*PROVIDED DATA*.
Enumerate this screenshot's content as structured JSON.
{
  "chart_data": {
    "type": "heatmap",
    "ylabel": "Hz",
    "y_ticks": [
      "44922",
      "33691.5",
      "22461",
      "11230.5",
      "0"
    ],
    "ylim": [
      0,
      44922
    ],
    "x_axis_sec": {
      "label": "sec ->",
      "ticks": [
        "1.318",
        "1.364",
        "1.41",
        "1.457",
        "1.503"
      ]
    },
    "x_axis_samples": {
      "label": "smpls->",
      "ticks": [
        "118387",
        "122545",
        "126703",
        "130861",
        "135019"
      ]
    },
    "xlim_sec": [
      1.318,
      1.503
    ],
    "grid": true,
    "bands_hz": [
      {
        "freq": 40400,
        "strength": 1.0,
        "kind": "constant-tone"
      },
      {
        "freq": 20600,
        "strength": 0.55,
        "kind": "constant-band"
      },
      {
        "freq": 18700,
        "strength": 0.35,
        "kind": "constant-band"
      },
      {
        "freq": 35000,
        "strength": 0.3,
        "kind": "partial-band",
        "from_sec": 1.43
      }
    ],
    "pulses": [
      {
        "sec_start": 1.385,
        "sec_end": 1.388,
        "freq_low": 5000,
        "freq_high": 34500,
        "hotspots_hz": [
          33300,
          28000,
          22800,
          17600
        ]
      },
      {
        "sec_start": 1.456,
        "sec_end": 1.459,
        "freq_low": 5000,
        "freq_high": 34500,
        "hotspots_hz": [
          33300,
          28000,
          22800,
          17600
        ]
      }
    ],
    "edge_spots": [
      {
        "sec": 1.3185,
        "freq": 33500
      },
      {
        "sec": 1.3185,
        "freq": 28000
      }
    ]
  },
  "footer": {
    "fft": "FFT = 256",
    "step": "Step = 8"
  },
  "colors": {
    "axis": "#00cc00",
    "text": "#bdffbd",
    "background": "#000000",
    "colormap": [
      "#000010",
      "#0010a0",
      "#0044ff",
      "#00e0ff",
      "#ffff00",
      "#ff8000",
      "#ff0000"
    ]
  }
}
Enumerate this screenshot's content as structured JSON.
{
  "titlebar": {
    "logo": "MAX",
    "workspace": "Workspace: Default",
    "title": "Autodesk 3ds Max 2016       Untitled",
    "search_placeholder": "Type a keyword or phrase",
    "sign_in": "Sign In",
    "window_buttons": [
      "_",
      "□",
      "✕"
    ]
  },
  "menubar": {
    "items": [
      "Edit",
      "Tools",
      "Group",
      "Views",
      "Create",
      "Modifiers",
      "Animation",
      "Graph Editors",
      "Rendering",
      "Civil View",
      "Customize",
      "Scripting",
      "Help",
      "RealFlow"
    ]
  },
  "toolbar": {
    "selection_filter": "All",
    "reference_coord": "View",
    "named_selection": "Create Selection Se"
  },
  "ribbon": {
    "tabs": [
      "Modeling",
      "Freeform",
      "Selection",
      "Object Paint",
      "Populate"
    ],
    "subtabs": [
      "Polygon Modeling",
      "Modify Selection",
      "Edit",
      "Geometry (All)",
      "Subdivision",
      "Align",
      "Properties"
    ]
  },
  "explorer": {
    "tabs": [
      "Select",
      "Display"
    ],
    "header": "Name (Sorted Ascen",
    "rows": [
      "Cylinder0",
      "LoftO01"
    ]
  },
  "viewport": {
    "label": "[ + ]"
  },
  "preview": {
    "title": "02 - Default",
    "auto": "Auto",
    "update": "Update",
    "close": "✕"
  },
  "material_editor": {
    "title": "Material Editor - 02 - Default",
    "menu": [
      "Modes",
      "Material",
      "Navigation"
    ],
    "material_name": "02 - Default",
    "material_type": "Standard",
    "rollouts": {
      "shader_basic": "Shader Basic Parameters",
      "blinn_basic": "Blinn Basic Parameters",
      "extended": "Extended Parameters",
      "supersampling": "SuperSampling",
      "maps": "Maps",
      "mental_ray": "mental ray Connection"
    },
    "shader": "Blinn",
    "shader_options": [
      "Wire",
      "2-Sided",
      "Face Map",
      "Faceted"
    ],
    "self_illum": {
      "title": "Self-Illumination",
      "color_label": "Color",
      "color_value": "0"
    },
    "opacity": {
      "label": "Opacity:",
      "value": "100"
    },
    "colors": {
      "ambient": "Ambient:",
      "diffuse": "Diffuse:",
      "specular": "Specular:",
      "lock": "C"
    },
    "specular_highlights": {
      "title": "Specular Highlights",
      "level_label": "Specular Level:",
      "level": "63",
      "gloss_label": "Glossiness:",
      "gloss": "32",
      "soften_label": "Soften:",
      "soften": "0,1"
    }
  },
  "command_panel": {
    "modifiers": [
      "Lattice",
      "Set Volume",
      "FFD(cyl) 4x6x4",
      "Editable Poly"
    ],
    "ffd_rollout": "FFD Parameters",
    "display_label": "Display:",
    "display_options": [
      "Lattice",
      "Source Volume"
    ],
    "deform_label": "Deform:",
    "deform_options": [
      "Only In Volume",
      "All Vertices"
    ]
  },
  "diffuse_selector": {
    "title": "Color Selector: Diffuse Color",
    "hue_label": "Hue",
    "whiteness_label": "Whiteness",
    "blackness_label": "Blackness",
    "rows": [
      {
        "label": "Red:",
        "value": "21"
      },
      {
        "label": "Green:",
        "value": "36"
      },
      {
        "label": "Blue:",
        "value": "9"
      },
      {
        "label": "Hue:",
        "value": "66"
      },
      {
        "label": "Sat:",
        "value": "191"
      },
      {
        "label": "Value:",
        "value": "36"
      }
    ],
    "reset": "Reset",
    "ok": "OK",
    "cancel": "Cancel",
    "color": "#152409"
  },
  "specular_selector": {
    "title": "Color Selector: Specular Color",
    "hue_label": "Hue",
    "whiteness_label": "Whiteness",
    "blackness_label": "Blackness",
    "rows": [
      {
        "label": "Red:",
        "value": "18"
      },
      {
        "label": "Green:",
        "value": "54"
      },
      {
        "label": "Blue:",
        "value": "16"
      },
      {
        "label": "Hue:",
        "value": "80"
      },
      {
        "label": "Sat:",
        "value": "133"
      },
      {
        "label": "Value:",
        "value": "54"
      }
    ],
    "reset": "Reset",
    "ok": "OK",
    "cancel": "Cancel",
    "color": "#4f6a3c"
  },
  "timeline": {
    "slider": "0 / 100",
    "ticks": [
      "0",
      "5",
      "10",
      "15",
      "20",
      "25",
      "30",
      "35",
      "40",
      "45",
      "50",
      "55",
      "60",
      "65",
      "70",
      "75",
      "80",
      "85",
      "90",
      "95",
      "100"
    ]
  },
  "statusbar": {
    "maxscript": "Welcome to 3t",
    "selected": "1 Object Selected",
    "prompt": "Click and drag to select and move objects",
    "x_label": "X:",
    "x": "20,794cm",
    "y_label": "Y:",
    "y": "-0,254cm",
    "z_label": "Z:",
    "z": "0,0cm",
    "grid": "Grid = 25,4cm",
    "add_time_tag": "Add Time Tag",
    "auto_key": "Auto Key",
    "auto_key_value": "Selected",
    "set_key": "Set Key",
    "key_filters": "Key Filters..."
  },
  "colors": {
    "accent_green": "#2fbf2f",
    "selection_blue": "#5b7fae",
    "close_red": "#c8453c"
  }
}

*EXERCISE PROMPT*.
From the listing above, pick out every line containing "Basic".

*SOLUTION FOR THIS TASK*.
      "shader_basic": "Shader Basic Parameters",
      "blinn_basic": "Blinn Basic Parameters",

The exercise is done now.